“I am utterly distraught about the pain I have caused my family,” he said. “My beautiful wife and heavenly children are all I have in this world, I love them with all my heart. I am praying that we can get through this together.”
Fans embraced Stewart as human girl Bella Swan and Pattinson as vampire suitor Edward Cullen from the moment they were announced in 2008 as the stars of the big-screen adaptation of Stephenie Meyer’s popular novels. The real-life romance that bloomed between the co-stars only made things more magical for the mostly female fan base.

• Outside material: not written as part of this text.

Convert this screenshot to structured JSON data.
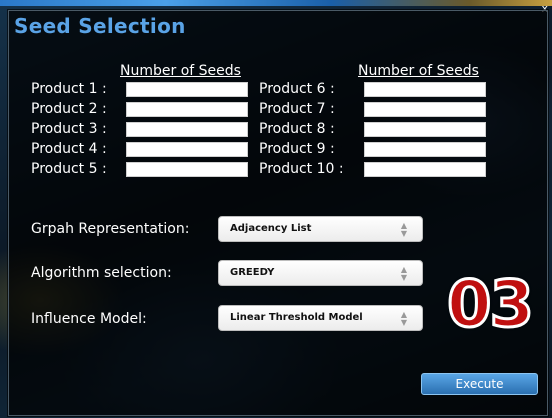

“The fans are so romantically tied to this movie in both the real-life romance and the on-screen romance, so I’m sure this is hitting them pretty hard,” said box-office analyst Paul Dergarabedian of Hollywood.com. “They think of Bella and Edward and Kristen and Rob like family — characters they absolutely love on screen and in real life. For a 14-year-old girl, this is probably heartbreaking. But are girls not going to see the movie because of this? Heck no.”
Reports of infidelity could even draw more viewers to theaters for “The Twilight Saga: Breaking Dawn — Part 2,” he said: “They might go just so they can be even more mad at Kristen.”
Pattinson became an instant heartthrob with his casting as the charming, elegant Edward Cullen. He was included among People magazine’s “Sexiest Men Alive” in 2008 and has won similar titles from readers of Glamour and OK magazines.
Fans might feel it when they watch the film in November.
“It sort of intrudes on their universe a little bit,” he said. “This is the ill-fated romance from the screen that ended up working on screen and in real life as well. That made it more believable and more sellable, so it punctures holes in that.”
Still, moviegoers might find the changed dynamic compelling.
“There’s a soap opera going on off-screen, and people love to follow that,” Dergarabedian said. “I think it only serves to raise awareness of the movie.”
By Tom Harris and Madhav Khandekar
Bad science puts rich nations on the hook for trillions in climate liabilities
- Hola: Boehner prepares to push amnesty bill through House
- Kill team: Obama war chiefs widen drone death zones
- U.S. drops 2,000 mice on Guam by parachute to kill snakes
- Doctors say profound new HIV treatment may prove the cure
- Inside China: Nuclear submarines capable of widespread attack on U.S.
- EDITORIAL: Motor City meltdown
- CARSON: Getting to the top by starting at the bottom
- Last call: State Dept. bought $180,000 in liquor before shutdown
- MILLER: Obamas EPA closing smelter will not affect ammunition supply
- Obama: Growing income inequality 'defining challenge' of this generation
Independent voices from the The Washington Times Communities
The Career Doctor Cassi Fields prescribes valuable advice for anyone looking to find a career, nail an interview or earn a promotion.
Headlines from Associated Press and around the Internet
Columns from Voices around the World talking about the events, people, politics and social issues that concern us wherever, and whoever, we are.
This column will cover anything that has anything remotely to do with the game of baseball, from the game itself to mid-summer trades to offseason moves.